If you were involved in a minor fender bender that caused neither property damage nor bodily injury, there’s not much an attorney can do for you. But if either you or your vehicle suffered harm, or you lost a family member in the crash, you should speak with an attorney about pursuing damages.
The medical bills and other financial ramifications of a wreck can be devastating, but you may be entitled to compensation for the losses you incur. In order to recover a payout, though, you’ll have to put together a strong claim.
Generally speaking, it’s probably worthwhile to call a lawyer and start putting together a case if any of the following applies:
1. You Sustained a “Serious Injury”
In Florida, car accident victims are usually limited to seeking damages from their own carriers. If you meet the state’s “serious injury” threshold, though, you may file a third-party claim with the liable motorist’s insurer.
Florida statutes define a “serious injury” as one that results in:
- Significant and permanent loss of an important bodily function;
- Permanent damage, other than scarring or disfigurement, within a reasonable degree of medical probability; or
- Significant and permanent scarring or disfigurement.
Accidents that result in death also warrant legal action.
2. Your Vehicle Was Severely Damaged
Florida allows for the recovery of property damage like automotive repairs. Until your vehicle is repaired, you may also be entitled to funds for alternative transportation. And if your injuries caused permanent disabilities, you may be able to secure compensation for a modified vehicle that can accommodate your new limitations.
3. You Did Not Play a Role in the Wreck
If you were following the rules of the road prior to the accident, someone else was inevitably to blame. When it comes to motor-vehicle collisions, potentially liable parties include motorists, cyclists, pedestrians, parts manufacturers, maintenance contractors, and government agencies responsible for maintaining the roads.
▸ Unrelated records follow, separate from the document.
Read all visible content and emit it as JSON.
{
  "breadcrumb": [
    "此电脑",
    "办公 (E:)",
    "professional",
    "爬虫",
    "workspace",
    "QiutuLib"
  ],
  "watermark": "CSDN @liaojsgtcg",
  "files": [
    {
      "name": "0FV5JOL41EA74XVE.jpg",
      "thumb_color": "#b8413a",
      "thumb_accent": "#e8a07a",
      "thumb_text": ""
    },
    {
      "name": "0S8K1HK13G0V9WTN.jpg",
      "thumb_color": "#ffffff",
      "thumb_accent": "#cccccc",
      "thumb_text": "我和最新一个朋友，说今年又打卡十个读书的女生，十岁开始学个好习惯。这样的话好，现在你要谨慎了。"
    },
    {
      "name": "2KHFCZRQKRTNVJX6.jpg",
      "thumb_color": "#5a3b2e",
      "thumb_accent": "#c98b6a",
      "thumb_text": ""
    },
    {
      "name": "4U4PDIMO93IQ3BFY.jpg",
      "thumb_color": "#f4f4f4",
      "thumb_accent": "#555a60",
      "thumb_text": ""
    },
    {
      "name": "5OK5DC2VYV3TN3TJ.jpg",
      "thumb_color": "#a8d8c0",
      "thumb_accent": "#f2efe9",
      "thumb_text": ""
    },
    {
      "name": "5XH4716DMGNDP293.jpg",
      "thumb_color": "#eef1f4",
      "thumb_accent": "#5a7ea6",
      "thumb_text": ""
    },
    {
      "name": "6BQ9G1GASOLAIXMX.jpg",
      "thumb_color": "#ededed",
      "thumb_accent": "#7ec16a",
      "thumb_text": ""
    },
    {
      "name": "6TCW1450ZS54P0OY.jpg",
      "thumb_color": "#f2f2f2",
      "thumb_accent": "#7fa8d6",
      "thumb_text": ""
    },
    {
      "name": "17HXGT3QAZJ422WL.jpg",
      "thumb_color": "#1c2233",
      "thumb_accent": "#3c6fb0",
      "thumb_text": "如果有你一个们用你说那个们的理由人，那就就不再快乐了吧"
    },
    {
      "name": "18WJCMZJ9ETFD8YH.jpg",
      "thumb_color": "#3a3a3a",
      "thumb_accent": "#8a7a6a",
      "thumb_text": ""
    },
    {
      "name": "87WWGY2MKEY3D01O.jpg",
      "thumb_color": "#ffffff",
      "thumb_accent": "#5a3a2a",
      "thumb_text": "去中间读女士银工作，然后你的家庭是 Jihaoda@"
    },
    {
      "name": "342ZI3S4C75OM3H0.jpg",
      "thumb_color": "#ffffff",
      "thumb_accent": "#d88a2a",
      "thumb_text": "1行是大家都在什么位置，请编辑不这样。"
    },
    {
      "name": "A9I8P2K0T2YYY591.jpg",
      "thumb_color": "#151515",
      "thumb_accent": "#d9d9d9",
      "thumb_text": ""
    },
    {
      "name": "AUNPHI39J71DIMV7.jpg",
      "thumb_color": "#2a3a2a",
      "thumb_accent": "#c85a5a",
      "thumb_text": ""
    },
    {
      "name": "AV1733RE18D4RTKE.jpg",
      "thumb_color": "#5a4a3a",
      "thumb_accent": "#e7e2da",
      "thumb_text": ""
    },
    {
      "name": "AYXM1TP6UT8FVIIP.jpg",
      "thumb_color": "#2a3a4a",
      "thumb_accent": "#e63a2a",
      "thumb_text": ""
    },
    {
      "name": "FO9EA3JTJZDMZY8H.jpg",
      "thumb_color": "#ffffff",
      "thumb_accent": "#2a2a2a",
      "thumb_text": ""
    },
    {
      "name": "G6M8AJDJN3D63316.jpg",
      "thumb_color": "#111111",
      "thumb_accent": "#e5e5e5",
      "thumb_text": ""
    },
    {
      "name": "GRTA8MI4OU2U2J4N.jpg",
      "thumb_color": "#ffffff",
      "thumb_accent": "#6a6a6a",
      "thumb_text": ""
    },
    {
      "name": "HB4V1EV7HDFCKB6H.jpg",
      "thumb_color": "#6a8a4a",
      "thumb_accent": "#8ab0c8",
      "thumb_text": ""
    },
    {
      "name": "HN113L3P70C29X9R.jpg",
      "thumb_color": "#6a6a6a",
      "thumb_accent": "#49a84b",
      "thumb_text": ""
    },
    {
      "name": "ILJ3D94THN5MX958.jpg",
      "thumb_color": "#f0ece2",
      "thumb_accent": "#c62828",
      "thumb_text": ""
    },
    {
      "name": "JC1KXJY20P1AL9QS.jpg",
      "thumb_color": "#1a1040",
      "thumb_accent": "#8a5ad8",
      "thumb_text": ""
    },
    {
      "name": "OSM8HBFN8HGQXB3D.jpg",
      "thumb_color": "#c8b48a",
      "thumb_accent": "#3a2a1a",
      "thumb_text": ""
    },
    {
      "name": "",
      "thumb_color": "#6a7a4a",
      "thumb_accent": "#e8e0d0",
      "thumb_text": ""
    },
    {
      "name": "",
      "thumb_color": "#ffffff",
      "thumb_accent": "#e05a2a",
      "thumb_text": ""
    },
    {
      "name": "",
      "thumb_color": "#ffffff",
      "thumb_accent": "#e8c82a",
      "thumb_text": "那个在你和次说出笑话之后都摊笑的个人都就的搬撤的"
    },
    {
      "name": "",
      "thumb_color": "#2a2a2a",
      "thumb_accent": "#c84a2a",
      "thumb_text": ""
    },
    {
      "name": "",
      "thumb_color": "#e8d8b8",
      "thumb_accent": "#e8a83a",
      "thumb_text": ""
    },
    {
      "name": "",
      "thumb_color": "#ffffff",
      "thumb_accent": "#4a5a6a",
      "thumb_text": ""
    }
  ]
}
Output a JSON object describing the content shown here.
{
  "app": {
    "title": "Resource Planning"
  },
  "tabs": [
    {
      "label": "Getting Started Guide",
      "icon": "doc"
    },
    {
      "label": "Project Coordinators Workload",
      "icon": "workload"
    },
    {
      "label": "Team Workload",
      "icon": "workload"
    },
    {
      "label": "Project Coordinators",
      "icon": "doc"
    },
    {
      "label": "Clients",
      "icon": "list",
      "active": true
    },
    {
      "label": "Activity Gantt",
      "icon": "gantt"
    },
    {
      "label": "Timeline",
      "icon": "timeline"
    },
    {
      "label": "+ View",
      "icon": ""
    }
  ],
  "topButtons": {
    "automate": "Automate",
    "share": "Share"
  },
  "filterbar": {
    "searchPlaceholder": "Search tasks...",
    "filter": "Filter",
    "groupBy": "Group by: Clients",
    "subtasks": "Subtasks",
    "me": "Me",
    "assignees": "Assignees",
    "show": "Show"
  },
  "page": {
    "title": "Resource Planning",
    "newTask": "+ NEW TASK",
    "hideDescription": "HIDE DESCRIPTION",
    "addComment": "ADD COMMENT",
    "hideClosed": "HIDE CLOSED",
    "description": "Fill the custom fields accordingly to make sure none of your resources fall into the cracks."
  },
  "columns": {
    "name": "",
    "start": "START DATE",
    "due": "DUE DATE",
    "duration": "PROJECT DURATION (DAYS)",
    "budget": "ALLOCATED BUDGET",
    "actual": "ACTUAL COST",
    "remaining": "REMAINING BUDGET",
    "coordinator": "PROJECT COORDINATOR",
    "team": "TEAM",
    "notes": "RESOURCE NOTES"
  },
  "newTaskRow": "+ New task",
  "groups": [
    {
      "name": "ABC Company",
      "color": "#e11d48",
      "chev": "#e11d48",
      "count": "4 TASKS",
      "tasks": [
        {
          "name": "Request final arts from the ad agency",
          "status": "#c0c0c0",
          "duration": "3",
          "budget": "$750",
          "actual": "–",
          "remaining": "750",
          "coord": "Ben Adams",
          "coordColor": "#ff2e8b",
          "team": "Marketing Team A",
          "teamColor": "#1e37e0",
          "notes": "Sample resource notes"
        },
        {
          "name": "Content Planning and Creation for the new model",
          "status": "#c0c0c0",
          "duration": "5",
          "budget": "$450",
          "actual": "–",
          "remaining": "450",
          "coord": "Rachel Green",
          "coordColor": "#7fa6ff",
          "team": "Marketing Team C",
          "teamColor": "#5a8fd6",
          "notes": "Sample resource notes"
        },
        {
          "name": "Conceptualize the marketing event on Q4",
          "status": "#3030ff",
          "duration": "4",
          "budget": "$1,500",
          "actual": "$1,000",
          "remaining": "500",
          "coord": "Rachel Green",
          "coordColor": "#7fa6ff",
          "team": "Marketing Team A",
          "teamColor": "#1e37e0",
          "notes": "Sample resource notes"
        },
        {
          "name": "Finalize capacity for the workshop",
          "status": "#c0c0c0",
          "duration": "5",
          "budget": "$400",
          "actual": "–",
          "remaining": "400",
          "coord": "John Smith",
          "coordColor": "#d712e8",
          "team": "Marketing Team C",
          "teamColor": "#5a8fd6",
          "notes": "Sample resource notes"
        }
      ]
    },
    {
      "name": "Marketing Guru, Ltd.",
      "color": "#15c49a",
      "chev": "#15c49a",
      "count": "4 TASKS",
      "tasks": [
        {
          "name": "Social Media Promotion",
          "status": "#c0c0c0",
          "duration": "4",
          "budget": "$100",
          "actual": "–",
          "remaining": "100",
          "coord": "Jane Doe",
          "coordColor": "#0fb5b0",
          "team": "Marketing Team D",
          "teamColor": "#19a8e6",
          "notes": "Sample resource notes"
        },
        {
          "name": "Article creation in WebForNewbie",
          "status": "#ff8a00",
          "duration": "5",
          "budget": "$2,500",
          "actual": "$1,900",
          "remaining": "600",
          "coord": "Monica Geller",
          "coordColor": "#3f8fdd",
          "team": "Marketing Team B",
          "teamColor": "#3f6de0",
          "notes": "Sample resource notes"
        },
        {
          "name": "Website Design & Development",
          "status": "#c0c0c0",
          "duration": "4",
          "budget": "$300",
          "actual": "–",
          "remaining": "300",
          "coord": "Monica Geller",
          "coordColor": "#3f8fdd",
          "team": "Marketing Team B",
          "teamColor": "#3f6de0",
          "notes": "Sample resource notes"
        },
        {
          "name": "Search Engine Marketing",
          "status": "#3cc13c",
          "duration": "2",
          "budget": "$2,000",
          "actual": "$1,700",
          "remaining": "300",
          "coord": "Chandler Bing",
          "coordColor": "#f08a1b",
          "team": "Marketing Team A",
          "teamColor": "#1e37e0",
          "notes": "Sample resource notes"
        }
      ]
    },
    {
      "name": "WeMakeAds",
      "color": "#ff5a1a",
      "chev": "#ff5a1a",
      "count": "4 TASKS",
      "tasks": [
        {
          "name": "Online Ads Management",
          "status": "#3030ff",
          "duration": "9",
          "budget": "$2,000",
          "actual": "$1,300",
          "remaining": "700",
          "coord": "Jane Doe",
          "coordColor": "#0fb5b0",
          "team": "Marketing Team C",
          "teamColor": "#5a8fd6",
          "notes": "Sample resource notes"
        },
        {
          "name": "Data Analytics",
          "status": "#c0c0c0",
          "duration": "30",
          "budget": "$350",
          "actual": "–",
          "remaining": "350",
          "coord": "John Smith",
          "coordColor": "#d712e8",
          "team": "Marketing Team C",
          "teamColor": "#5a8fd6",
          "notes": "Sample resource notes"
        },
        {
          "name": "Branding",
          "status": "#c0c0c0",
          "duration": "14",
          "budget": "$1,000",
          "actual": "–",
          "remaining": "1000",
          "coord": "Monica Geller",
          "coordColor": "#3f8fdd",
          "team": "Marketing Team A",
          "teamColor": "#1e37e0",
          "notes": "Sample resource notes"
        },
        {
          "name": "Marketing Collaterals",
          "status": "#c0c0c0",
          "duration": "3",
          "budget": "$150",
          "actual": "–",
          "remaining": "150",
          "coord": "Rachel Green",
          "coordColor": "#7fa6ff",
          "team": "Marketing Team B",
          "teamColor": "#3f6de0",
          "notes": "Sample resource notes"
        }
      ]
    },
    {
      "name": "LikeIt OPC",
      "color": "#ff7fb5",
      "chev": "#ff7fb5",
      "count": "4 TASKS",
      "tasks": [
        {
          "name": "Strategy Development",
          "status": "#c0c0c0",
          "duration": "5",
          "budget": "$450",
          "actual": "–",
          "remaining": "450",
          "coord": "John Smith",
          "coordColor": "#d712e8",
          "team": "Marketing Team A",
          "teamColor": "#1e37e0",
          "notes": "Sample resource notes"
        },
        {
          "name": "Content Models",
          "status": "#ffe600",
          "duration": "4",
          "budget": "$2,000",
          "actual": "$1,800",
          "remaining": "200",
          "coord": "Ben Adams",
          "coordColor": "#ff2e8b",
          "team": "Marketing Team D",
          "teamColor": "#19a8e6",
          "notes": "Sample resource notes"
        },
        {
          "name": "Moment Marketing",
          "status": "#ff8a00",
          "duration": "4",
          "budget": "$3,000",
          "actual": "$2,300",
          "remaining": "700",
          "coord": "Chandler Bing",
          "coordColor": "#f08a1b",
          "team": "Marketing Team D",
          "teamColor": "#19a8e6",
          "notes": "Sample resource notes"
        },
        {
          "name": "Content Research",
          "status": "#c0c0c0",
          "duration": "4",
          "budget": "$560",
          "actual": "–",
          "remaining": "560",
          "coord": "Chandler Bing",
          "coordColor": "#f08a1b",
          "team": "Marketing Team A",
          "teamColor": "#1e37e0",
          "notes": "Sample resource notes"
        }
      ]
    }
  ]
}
A resourceful attorney can help you determine whether one—or more—of these parties was at fault for the crash and, if so, how best to prove it. Naturally, the strongest evidence that will contribute to your claim will depend on the circumstances. Generally speaking, though, it will likely include some combination of the following:
- Photographs of the wreckage;
- The official police report;
- Eyewitness testimony;
- Statements from accident reconstruction experts;
- Cell phone records;
- Toxicology reports;
- Vehicle schematics;
- Maintenance records;
- Dash cam recordings;
- Surveillance footage; and
- Black box data.
Since some of the most valuable pieces of evidence may be time-sensitive—and may be hard to obtain without applying legal pressure—it’s wise to call a lawyer as soon as possible.
Call (954) 880-9500 to Discuss Your Case with a Car Accident Attorney
If you were hurt in a collision through no fault of your own, contact Lubell Rosen, LLC. We’ll conduct a thorough investigation into the wreck and help you determine the most strategic way to proceed. Call (954) 880-9500 or fill out our Contact Form to schedule a free consultation with a car accident lawyer.